Yes! While uniform numbers in baseball are primarily used to identify and distinguish players, they can also have special meaning.
For example, some teams have adopted the tradition of “passing the torch” or “passing the number” by retiring uniform numbers of legendary players and then re-issuing those same numbers to new players. This is a way to honor and commemorate the legacy of those former players.
In addition, some teams also have special rules when it comes to issuing uniform numbers. The Chicago Cubs, for instance, have a long-standing rule that only Hall of Fame players can wear the number 31, while the San Francisco Giants have a rule that no player can wear the number 24 (in honor of Willie Mays).
Personal Meaning of Baseball Uniform Numbers
For some players, their uniform numbers can have a special personal meaning. Players often choose to wear numbers that are significant to them, such as their birthdate, a lucky number, or the number of a family member.
For example, the Los Angeles Dodgers’ Justin Turner wears the number 10 to represent the day of the month (10th) that he was born. Similarly, the New York Mets’ Noah Syndergaard wears the number 34 to honor his father, who wore the same number when he played college baseball.
Famous Players and Their Numbers
Throughout baseball history, there have been a number of iconic players who are associated with their uniform number. Here are just a few of the most recognizable players and their numbers:
- Babe Ruth (#3)
- Jackie Robinson (#42)
- Hank Aaron (#44)
- Willie Mays (#24)
- Lou Gehrig (#4)
- Derek Jeter (#2)
- Cal Ripken Jr. (#8)
- Kirby Puckett (#34)
- Nolan Ryan (#34)
- Mariano Rivera (#42)
The Significance of the Number 42
The number 42 is perhaps the most iconic number in baseball and has a special significance for many players and fans alike. In 1947, Jackie Robinson became the first African American player to play in Major League Baseball, and he wore the number 42.
Since then, the number 42 has come to symbolize Robinson’s courage, determination, and dedication to the game. In 1997, Major League Baseball retired the number 42 across all teams in honor of Robinson.
Number Retirement in Baseball
In addition to the number 42, many teams have retired the uniform numbers of other legendary players in honor of their contributions to the sport. As of 2021, there are over 250 uniform numbers that have been retired by teams in Major League Baseball.

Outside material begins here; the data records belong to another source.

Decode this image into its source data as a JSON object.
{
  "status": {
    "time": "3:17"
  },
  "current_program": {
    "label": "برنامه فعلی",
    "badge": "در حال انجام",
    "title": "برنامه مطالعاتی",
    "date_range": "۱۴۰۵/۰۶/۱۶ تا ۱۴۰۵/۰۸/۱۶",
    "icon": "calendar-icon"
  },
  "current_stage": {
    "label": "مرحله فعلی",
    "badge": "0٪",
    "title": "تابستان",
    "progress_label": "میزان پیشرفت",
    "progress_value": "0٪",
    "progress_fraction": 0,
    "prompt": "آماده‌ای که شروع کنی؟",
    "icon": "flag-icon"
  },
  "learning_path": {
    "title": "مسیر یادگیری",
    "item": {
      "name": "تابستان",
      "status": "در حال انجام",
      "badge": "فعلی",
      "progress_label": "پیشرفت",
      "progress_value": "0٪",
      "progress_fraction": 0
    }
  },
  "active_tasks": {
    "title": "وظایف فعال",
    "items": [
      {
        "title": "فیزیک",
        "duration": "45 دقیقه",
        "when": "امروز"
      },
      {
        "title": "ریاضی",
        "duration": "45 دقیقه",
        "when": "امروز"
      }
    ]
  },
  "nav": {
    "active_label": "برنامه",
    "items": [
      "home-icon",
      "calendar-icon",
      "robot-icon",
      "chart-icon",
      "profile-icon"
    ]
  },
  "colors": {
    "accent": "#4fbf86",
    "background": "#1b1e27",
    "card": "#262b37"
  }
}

The most common numbers that have been retired are 3 (Babe Ruth), 4 (Lou Gehrig), 5 (Joe DiMaggio), 6 (Joe Torre), 8 (Cal Ripken Jr.), and 24 (Willie Mays).
Uniform Numbers in Minor League Baseball
Uniform numbers are also used in Minor League Baseball, but they are typically not retired or given special meaning. Minor League teams simply assign numbers to players to identify and distinguish them on the field.
Uniform numbers in baseball have a long history and carry a variety of meanings, both personal and historical. While uniform numbers are primarily used to identify and distinguish players, they can also have special meaning. They can represent a player’s position, nickname, or a special tribute to a former player or coach. In addition, some teams have adopted the tradition of “passing the torch” by retiring uniform numbers of legendary players and then re-issuing those same numbers to new players.
Uniform numbers are an important part of the game of baseball, and they carry a lot of meaning and symbolism. So the next time you’re watching a game, take a closer look at the numbers on the uniforms and appreciate their significance!